Now we are here in 2022, we have a devoted 24-hour wildlife ambulance service, premises that saw over 4500 animals in 2021 needing help and we are the only rescue that has a dedicated Deer rescue team for both south Oxfordshire and Berkshire. We have outlined some of our mainstream services, which we provide to the public Free of Charge.
24 Hour Wildlife
From Hedgehogs stuck down drains, Cygnets having lost their mum that needs reuniting, through to adult Fallow deer stuck in stock fencing. Owr has attended many, many wildlife rescue call-outs over the years.
The rescue team is fully equipped and highly trained for any call out for a wild animal that needs our help.
Baby birds require both the knowledge and facilities in order to hand rear them properly. At our hospital, we have an entire room dedicated to our 'bird nursery' as we have, for a number of years now, helped well over 500 orphaned birds annually.
We take in all species of orphaned birds from Ducklings, Sparrows, Raptors, and Owls.
Trauma / First Aid
We work with over 30 individual veterinary practices. Each one provides a valuable service to us and some have specialist vets and facilities to help us in the most complex scenarios.
We do not believe in permanent captivity for wild animals. To them it's imprisonment.

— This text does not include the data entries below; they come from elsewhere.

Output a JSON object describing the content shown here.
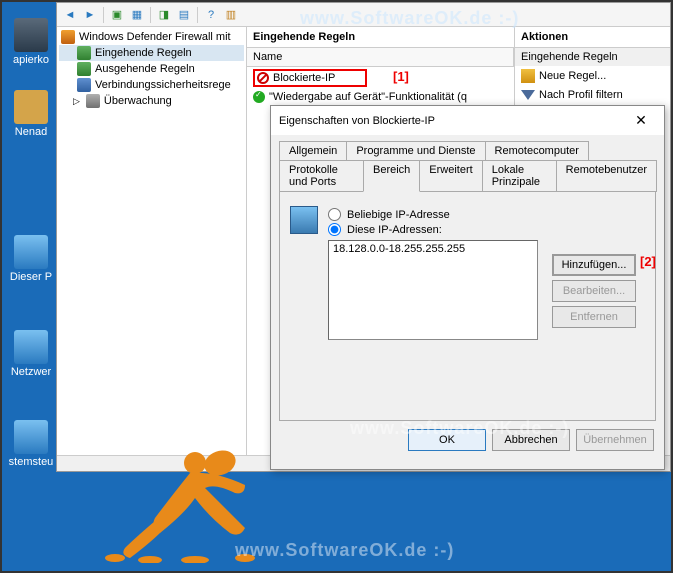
{
  "desktop": {
    "icons": [
      "apierko",
      "Nenad",
      "Dieser P",
      "Netzwer",
      "stemsteu"
    ]
  },
  "watermark": "www.SoftwareOK.de :-)",
  "firewall": {
    "tree": {
      "root": "Windows Defender Firewall mit",
      "items": [
        "Eingehende Regeln",
        "Ausgehende Regeln",
        "Verbindungssicherheitsrege",
        "Überwachung"
      ]
    },
    "center": {
      "title": "Eingehende Regeln",
      "col": "Name",
      "rules": [
        {
          "name": "Blockierte-IP",
          "type": "block"
        },
        {
          "name": "\"Wiedergabe auf Gerät\"-Funktionalität (q",
          "type": "allow"
        }
      ]
    },
    "actions": {
      "title": "Aktionen",
      "group": "Eingehende Regeln",
      "items": [
        "Neue Regel...",
        "Nach Profil filtern"
      ]
    }
  },
  "dialog": {
    "title": "Eigenschaften von Blockierte-IP",
    "tabs_row1": [
      "Allgemein",
      "Programme und Dienste",
      "Remotecomputer"
    ],
    "tabs_row2": [
      "Protokolle und Ports",
      "Bereich",
      "Erweitert",
      "Lokale Prinzipale",
      "Remotebenutzer"
    ],
    "radio_any": "Beliebige IP-Adresse",
    "radio_these": "Diese IP-Adressen:",
    "ip_entry": "18.128.0.0-18.255.255.255",
    "btn_add": "Hinzufügen...",
    "btn_edit": "Bearbeiten...",
    "btn_del": "Entfernen",
    "btn_ok": "OK",
    "btn_cancel": "Abbrechen",
    "btn_apply": "Übernehmen"
  },
  "annotations": {
    "a1": "[1]",
    "a2": "[2]"
  }
}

So we make every effort to ensure our patients can return back to the wild. Our motto is Every-Patient-Matters and we will go through every other option before considering euthanization.